on 5 March 2011
This is a collection of Toksvig's columns from the Sunday Telegraph, running from 19 June 2005 to 5 April 2009, each about a thousand words long. They are light fare, cheery-yet-grumbly ramblings, laced with benign humour:
It won't surprise you to learn that as a Dane I have had a long association with [Lego]. (Indeed, if you have the average British person's knowledge of Denmark, you might be equally unmoved to learn that I was brought up by herrings and once met Hamlet's father.)
The pieces are composed of personal anecdotes and historical trivia. Sandi presumably trawls the internet for this stuff, but she succeeds in pulling up endless interesting factoids. Idi Amin kept films of "Tom & Jerry". Longfellow was the first American with indoor plumbing. "The Twelve Days of Christmas" is a coded Catholic catechism. Here's a story about a little girl visiting the studio of sculptor Gutzon Borglum as he chisels at a block of stone:
Lincoln's face was becoming recognisable and the child stared at the piece in amazement. "Is that Abraham Lincoln?" she asked. "Yes," Borglum replied. The girl shook her head and breathlessly asked: "How did you know he was inside there?"

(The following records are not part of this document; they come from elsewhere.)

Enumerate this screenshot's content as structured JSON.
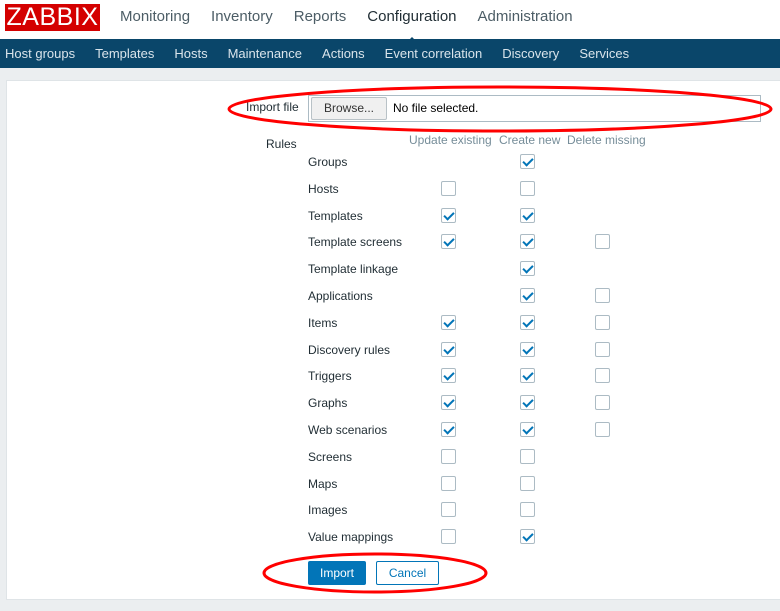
{
  "logo": "ZABBIX",
  "top_nav": [
    {
      "label": "Monitoring",
      "active": false
    },
    {
      "label": "Inventory",
      "active": false
    },
    {
      "label": "Reports",
      "active": false
    },
    {
      "label": "Configuration",
      "active": true
    },
    {
      "label": "Administration",
      "active": false
    }
  ],
  "sub_nav": [
    "Host groups",
    "Templates",
    "Hosts",
    "Maintenance",
    "Actions",
    "Event correlation",
    "Discovery",
    "Services"
  ],
  "form": {
    "import_file_label": "Import file",
    "browse_label": "Browse...",
    "file_status": "No file selected.",
    "rules_label": "Rules",
    "columns": [
      "Update existing",
      "Create new",
      "Delete missing"
    ],
    "rules": [
      {
        "name": "Groups",
        "update": null,
        "create": true,
        "delete": null
      },
      {
        "name": "Hosts",
        "update": false,
        "create": false,
        "delete": null
      },
      {
        "name": "Templates",
        "update": true,
        "create": true,
        "delete": null
      },
      {
        "name": "Template screens",
        "update": true,
        "create": true,
        "delete": false
      },
      {
        "name": "Template linkage",
        "update": null,
        "create": true,
        "delete": null
      },
      {
        "name": "Applications",
        "update": null,
        "create": true,
        "delete": false
      },
      {
        "name": "Items",
        "update": true,
        "create": true,
        "delete": false
      },
      {
        "name": "Discovery rules",
        "update": true,
        "create": true,
        "delete": false
      },
      {
        "name": "Triggers",
        "update": true,
        "create": true,
        "delete": false
      },
      {
        "name": "Graphs",
        "update": true,
        "create": true,
        "delete": false
      },
      {
        "name": "Web scenarios",
        "update": true,
        "create": true,
        "delete": false
      },
      {
        "name": "Screens",
        "update": false,
        "create": false,
        "delete": null
      },
      {
        "name": "Maps",
        "update": false,
        "create": false,
        "delete": null
      },
      {
        "name": "Images",
        "update": false,
        "create": false,
        "delete": null
      },
      {
        "name": "Value mappings",
        "update": false,
        "create": true,
        "delete": null
      }
    ],
    "import_button": "Import",
    "cancel_button": "Cancel"
  },
  "colors": {
    "brand": "#d40000",
    "nav_bg": "#0a466a",
    "accent": "#0275b8",
    "annotation": "#ff0000"
  }
}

The book is crammed with little smiles like that, and though they may all lie within the public domain, it is very pleasant to have them served up in snack-size nuggets like this. Attempts to retain all these oddities in your head are doomed to fail, as the book overflows with them. I give it 3 stars, since it's finally insubstantial; but it hovers towards 4 stars as a fun read.